• _Directions_
Write out every line below that includes the word "landscape".
** Data for review follows **
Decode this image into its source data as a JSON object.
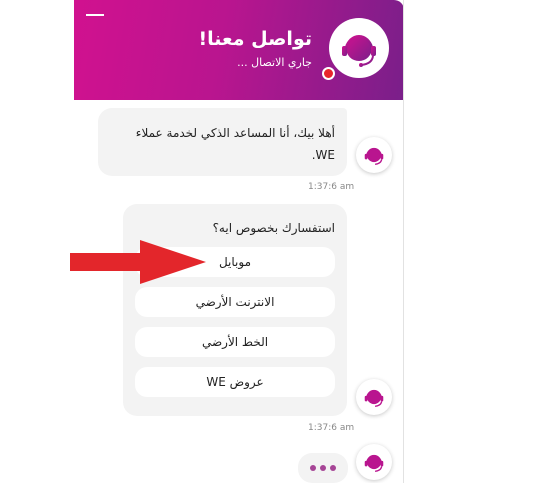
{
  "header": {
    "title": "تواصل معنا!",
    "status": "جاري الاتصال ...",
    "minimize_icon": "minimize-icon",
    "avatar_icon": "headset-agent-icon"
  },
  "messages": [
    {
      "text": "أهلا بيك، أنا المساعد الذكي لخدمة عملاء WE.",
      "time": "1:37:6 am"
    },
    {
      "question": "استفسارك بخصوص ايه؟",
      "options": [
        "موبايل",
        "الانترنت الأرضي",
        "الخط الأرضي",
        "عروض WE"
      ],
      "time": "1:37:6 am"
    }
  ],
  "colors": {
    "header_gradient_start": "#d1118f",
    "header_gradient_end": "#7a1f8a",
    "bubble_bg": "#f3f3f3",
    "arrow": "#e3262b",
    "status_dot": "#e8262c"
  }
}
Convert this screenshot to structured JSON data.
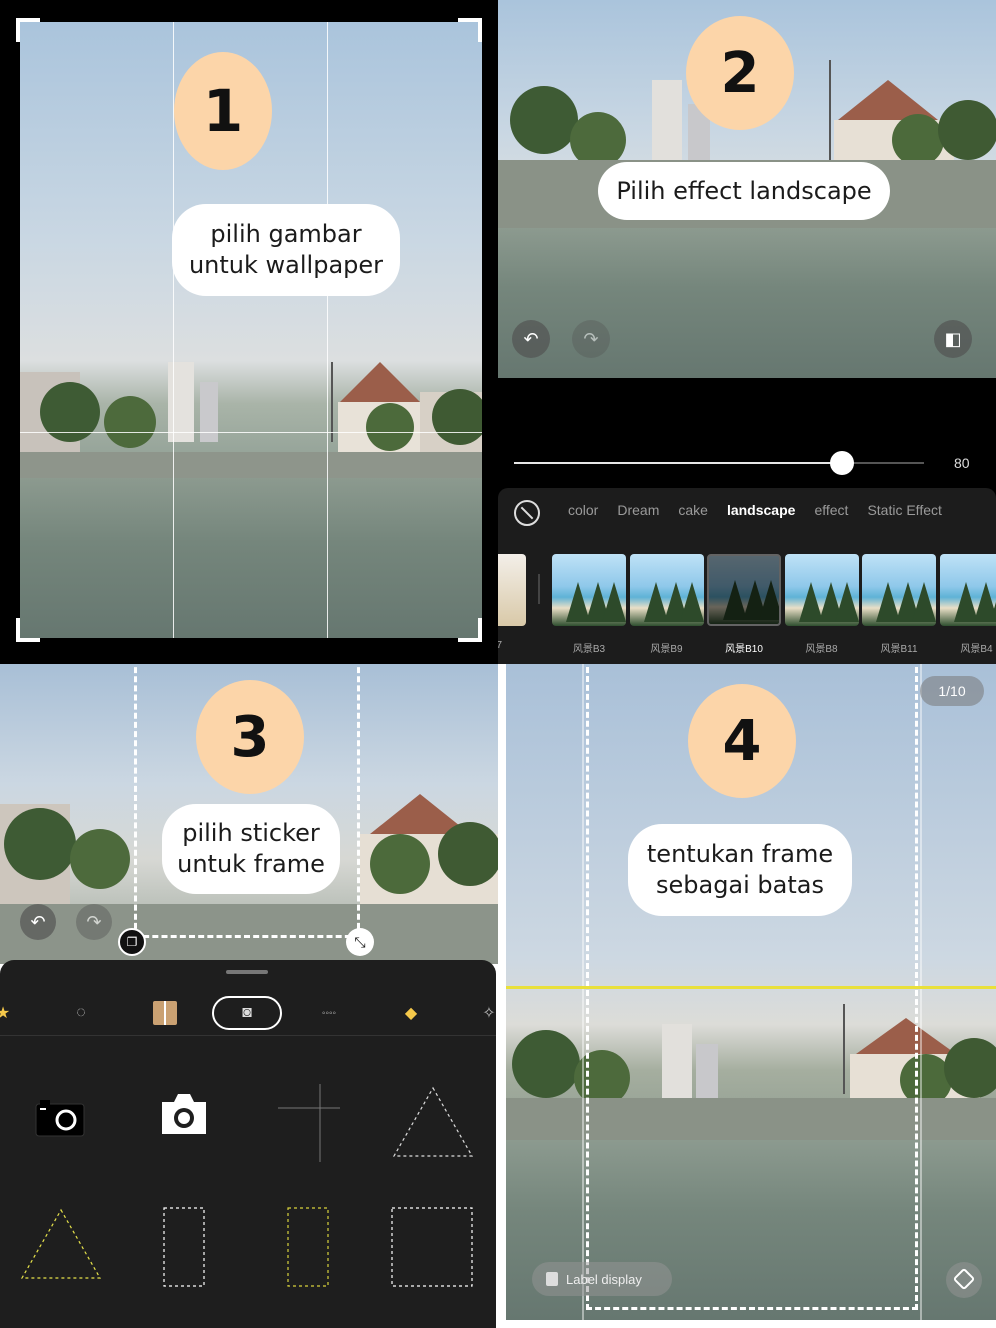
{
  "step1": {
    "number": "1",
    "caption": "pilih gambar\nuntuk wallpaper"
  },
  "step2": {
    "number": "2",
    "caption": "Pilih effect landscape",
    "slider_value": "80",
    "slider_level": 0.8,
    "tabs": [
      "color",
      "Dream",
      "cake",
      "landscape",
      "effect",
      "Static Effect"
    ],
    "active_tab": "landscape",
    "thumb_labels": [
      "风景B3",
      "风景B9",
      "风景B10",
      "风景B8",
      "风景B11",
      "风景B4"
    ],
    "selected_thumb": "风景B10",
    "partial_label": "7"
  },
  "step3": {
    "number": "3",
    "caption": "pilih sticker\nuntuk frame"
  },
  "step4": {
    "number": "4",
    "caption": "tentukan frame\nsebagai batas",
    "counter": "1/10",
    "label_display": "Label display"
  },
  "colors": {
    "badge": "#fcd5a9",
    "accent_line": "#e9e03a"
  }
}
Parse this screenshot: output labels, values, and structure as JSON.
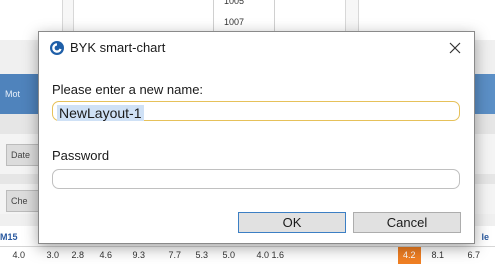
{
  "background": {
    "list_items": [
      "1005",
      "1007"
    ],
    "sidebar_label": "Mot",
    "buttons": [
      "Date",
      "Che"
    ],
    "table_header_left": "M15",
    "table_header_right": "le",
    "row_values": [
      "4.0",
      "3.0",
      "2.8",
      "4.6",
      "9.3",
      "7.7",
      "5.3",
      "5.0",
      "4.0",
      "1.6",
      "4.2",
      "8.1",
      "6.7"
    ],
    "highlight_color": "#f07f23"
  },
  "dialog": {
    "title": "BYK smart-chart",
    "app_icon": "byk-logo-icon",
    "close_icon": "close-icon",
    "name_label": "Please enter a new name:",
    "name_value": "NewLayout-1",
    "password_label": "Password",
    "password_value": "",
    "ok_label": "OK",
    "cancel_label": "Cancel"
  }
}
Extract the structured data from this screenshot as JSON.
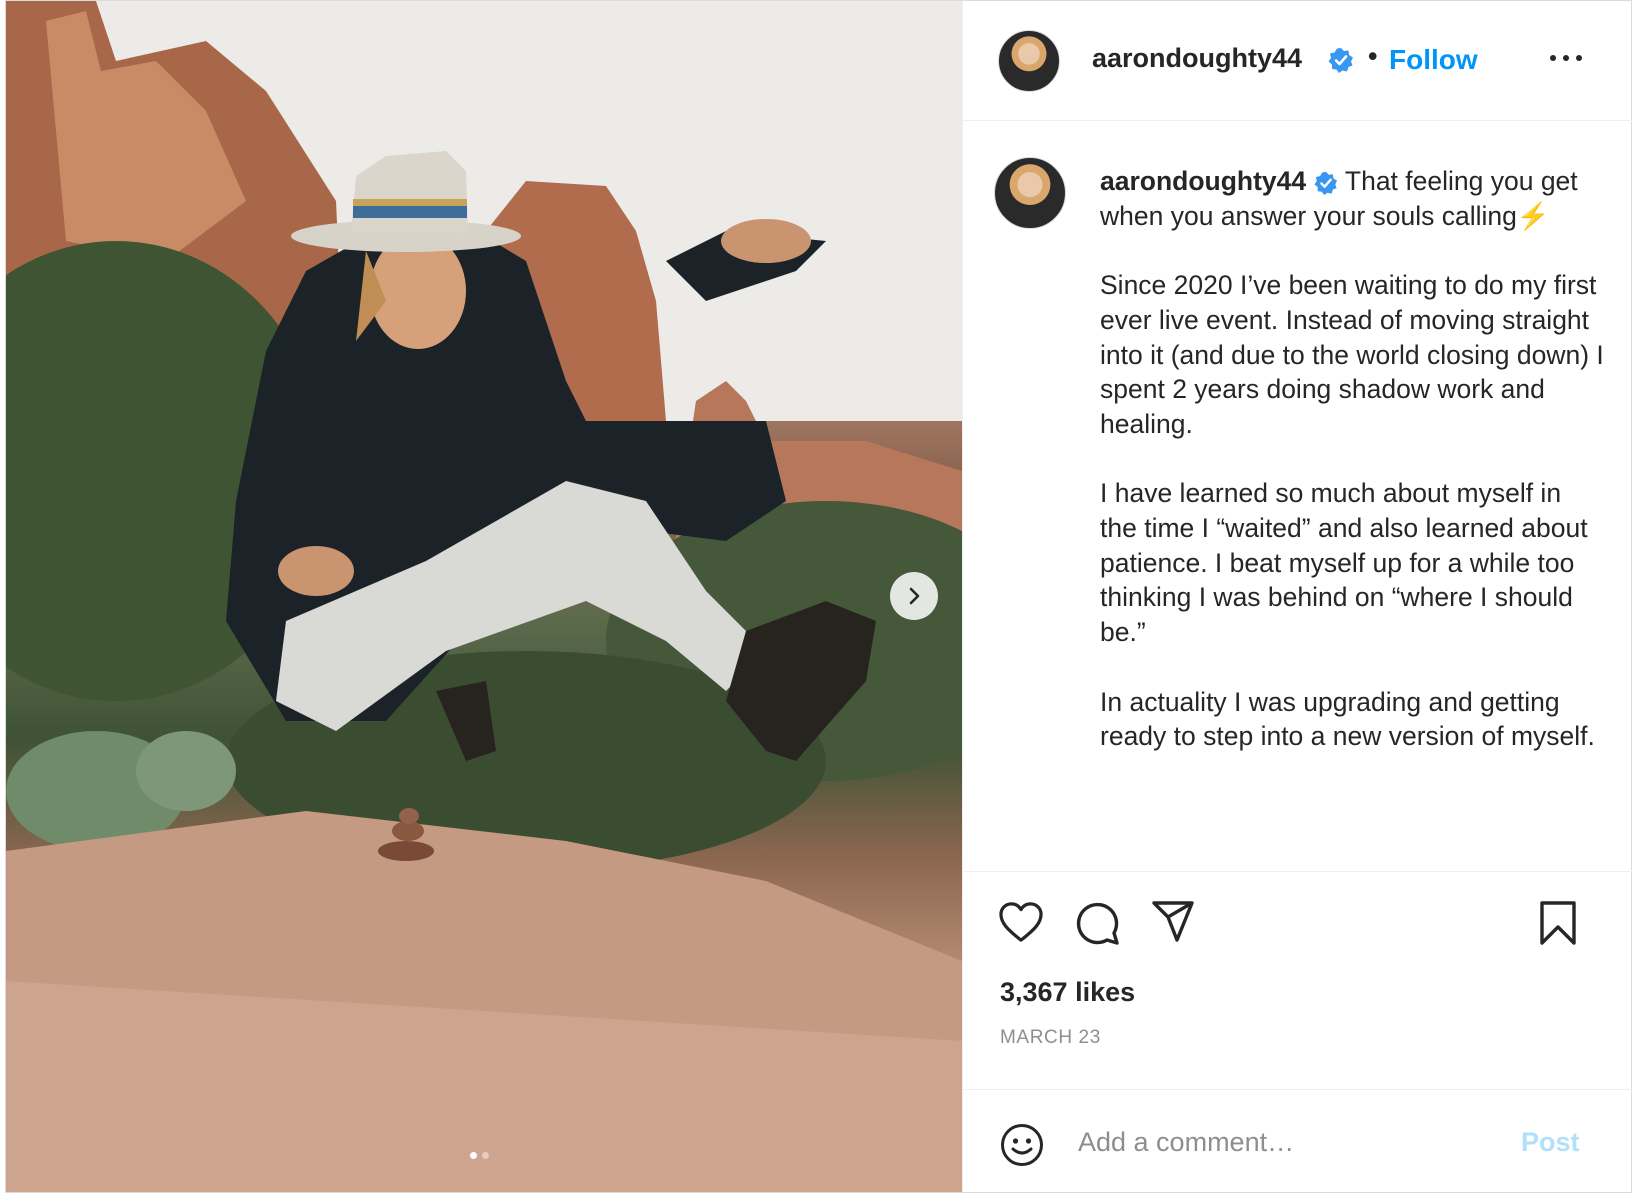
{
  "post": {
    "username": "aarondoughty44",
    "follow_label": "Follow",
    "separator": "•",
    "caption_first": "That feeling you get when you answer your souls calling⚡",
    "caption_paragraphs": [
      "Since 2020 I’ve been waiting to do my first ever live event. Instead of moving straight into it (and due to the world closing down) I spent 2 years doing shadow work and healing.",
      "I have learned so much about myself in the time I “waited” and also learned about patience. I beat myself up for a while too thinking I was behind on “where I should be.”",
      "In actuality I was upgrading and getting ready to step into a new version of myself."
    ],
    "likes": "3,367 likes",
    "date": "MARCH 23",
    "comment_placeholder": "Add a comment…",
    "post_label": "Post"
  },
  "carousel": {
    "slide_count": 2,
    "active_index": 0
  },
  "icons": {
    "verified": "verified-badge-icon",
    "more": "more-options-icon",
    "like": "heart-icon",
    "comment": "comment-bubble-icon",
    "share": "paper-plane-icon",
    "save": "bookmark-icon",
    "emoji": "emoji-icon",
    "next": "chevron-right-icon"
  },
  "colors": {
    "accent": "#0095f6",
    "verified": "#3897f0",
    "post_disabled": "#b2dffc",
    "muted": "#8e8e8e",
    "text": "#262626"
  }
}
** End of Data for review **
• _Answer to the exercise_
    "caption": "Pilih effect landscape",
      "landscape",
    "active_tab": "landscape",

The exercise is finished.